● PROVIDED INFORMATION
Content starts

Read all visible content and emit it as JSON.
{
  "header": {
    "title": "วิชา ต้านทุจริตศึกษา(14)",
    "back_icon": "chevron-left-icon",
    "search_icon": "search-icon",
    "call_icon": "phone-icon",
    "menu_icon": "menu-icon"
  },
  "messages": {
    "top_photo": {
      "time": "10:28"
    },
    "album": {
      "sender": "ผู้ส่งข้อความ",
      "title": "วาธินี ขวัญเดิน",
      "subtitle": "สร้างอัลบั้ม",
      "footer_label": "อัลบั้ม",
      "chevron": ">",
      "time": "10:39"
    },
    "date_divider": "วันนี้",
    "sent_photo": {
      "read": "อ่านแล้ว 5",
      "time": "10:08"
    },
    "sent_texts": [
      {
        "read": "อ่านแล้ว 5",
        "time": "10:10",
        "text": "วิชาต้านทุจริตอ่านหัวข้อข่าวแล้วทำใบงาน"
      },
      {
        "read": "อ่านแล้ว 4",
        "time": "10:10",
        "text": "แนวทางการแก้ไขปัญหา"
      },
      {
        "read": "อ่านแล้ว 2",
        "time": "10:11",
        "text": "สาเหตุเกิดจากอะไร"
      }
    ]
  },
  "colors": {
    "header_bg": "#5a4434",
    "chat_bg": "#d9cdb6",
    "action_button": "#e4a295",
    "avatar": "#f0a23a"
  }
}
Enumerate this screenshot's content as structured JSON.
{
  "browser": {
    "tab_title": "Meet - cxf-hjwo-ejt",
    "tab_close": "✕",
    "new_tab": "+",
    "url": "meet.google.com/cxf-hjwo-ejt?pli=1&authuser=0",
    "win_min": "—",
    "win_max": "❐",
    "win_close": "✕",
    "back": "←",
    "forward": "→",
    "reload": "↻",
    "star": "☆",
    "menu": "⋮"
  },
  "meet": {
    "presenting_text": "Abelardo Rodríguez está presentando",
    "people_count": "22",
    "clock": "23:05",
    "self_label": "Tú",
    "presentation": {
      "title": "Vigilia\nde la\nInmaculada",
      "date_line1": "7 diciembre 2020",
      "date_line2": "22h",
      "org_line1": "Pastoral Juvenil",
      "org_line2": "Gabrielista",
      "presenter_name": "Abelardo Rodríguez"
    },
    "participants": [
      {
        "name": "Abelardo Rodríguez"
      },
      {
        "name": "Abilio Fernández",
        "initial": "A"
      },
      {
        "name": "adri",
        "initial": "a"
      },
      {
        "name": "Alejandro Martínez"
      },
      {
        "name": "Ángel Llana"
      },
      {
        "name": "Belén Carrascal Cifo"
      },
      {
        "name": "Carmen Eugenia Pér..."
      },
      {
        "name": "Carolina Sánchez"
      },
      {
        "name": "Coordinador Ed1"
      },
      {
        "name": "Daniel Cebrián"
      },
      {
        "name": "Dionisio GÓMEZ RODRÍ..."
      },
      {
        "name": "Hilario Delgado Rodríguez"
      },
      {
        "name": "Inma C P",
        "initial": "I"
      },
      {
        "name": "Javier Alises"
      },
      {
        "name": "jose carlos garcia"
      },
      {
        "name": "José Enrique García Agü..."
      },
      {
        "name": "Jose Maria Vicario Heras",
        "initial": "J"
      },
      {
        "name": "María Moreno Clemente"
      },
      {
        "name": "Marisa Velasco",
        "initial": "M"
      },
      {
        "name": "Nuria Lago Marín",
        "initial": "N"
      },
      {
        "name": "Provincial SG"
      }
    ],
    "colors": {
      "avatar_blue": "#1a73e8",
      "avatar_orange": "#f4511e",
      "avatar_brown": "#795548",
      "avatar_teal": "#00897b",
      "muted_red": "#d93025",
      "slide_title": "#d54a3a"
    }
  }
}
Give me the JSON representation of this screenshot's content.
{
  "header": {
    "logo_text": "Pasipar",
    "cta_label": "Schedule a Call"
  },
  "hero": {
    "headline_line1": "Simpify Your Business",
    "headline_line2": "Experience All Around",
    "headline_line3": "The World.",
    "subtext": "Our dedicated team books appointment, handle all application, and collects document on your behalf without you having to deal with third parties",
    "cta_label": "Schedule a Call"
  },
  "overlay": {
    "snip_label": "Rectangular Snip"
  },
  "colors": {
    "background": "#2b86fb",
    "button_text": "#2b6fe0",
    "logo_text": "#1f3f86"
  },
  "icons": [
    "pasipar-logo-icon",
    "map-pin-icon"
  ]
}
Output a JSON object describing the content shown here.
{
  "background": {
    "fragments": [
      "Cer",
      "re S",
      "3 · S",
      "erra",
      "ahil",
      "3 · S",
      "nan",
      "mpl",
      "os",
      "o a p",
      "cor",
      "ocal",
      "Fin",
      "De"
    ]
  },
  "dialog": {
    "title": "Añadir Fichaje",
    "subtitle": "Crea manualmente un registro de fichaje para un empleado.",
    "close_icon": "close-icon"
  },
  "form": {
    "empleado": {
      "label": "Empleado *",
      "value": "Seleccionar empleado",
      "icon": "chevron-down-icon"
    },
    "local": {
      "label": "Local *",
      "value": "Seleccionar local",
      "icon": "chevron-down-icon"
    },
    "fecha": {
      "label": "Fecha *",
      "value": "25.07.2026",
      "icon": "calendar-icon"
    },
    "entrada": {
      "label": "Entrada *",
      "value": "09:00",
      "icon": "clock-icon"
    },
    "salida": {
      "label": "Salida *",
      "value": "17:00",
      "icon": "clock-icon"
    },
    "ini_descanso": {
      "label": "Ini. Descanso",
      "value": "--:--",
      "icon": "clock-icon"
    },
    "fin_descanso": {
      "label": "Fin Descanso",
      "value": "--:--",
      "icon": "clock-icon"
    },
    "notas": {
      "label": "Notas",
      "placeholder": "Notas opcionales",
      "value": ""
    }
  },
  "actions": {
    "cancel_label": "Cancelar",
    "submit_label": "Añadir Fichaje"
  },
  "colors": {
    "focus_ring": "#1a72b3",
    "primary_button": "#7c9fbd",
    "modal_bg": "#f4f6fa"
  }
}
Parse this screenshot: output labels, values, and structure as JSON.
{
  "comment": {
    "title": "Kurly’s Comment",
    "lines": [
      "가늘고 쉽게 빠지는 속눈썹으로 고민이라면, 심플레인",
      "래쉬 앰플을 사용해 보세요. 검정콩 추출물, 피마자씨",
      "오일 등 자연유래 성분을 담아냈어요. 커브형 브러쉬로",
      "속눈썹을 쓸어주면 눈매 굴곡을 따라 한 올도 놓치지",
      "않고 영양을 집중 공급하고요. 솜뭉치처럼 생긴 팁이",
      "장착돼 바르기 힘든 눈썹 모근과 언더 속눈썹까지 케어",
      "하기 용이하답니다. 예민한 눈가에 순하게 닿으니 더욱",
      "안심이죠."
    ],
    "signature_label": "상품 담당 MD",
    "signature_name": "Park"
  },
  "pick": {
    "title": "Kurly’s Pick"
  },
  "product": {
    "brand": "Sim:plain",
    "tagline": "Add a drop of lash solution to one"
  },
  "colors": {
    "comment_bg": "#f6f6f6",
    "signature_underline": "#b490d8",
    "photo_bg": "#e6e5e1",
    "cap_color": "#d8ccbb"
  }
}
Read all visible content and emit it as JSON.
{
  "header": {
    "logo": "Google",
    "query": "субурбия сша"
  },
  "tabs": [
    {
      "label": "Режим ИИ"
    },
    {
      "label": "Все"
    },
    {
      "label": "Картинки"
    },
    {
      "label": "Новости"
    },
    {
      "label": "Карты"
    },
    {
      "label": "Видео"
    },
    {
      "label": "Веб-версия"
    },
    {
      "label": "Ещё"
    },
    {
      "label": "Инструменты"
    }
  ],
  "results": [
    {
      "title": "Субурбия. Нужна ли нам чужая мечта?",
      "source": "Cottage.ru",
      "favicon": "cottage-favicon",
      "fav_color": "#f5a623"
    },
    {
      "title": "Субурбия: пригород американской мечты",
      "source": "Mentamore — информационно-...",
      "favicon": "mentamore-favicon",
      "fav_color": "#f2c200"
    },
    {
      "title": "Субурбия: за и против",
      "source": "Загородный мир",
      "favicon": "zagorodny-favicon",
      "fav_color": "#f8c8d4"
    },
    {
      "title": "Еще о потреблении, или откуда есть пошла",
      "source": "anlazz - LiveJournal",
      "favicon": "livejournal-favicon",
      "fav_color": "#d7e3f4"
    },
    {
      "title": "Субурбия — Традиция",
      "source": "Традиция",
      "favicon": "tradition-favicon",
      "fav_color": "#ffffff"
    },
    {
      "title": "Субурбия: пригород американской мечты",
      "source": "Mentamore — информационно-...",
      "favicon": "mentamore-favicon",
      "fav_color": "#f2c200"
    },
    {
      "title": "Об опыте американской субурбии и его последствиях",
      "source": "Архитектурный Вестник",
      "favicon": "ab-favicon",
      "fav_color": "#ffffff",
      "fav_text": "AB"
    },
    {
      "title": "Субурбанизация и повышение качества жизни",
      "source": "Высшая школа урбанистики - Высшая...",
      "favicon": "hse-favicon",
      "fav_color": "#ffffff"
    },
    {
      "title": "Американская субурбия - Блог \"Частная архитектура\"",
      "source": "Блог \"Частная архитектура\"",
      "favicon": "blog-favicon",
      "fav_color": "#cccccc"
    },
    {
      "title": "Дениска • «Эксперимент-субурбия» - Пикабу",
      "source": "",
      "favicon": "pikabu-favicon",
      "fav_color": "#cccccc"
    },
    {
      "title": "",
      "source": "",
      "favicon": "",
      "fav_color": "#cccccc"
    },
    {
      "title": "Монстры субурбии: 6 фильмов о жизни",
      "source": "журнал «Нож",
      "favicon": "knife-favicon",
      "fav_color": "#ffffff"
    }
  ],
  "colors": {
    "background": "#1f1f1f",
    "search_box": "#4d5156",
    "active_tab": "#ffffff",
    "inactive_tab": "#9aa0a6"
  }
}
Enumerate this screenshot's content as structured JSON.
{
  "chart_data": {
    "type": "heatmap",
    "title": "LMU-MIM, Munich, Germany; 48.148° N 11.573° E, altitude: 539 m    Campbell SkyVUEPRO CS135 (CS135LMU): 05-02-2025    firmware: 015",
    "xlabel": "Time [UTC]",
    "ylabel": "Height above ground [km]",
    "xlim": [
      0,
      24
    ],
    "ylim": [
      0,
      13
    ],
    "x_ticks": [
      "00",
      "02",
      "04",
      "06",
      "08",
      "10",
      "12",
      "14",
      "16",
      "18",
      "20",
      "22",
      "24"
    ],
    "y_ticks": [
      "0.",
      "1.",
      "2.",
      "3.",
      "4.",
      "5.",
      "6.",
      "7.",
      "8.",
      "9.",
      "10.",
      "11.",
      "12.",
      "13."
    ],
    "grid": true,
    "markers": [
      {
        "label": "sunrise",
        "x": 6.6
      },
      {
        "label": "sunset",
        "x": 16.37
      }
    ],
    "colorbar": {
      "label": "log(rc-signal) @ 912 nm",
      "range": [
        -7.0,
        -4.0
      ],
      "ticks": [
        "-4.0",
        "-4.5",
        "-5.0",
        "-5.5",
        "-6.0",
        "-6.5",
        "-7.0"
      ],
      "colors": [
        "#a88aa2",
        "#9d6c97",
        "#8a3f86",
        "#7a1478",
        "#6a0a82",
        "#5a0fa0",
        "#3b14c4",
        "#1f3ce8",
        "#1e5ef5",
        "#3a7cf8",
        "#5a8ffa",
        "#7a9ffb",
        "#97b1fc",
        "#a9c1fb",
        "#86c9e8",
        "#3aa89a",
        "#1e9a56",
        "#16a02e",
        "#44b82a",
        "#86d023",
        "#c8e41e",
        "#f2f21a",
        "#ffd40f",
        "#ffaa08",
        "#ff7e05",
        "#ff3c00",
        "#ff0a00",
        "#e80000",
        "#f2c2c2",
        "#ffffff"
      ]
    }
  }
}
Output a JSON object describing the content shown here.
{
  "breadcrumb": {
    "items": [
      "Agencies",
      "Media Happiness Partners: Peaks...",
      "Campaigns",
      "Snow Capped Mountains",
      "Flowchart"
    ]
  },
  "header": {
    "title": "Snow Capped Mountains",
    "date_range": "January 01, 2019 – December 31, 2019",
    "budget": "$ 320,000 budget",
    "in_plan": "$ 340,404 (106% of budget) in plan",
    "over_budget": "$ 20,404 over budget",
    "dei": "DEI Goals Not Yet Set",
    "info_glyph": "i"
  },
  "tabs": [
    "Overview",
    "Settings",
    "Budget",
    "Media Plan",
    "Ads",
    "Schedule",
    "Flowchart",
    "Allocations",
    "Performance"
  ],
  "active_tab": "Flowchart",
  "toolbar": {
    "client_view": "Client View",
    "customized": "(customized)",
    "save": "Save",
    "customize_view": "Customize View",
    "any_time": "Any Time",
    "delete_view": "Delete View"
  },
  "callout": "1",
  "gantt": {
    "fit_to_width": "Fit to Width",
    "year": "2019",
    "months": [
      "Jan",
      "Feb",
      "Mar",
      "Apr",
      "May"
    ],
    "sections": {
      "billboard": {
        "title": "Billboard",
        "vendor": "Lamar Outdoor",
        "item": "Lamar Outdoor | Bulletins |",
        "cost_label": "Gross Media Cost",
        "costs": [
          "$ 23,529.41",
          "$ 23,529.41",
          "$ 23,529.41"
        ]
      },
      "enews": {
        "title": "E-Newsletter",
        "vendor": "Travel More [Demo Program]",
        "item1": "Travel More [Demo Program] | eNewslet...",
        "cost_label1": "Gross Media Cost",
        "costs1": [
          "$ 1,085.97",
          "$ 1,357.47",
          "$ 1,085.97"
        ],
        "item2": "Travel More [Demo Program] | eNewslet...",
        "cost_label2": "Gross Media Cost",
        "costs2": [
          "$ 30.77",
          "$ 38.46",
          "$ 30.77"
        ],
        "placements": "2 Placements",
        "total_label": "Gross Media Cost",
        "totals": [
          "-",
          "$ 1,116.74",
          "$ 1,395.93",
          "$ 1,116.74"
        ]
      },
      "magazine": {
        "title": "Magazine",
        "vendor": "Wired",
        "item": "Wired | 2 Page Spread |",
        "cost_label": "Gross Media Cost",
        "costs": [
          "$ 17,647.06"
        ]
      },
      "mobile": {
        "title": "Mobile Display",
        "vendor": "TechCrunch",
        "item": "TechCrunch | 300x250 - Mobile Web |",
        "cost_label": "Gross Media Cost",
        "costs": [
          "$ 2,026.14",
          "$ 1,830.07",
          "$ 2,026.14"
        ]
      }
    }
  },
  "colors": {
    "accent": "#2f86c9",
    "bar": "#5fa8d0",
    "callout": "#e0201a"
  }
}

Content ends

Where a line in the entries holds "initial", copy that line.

● PROBLEM SOLUTION
        "initial": "A"
        "initial": "a"
        "initial": "I"
        "initial": "J"
        "initial": "M"
        "initial": "N"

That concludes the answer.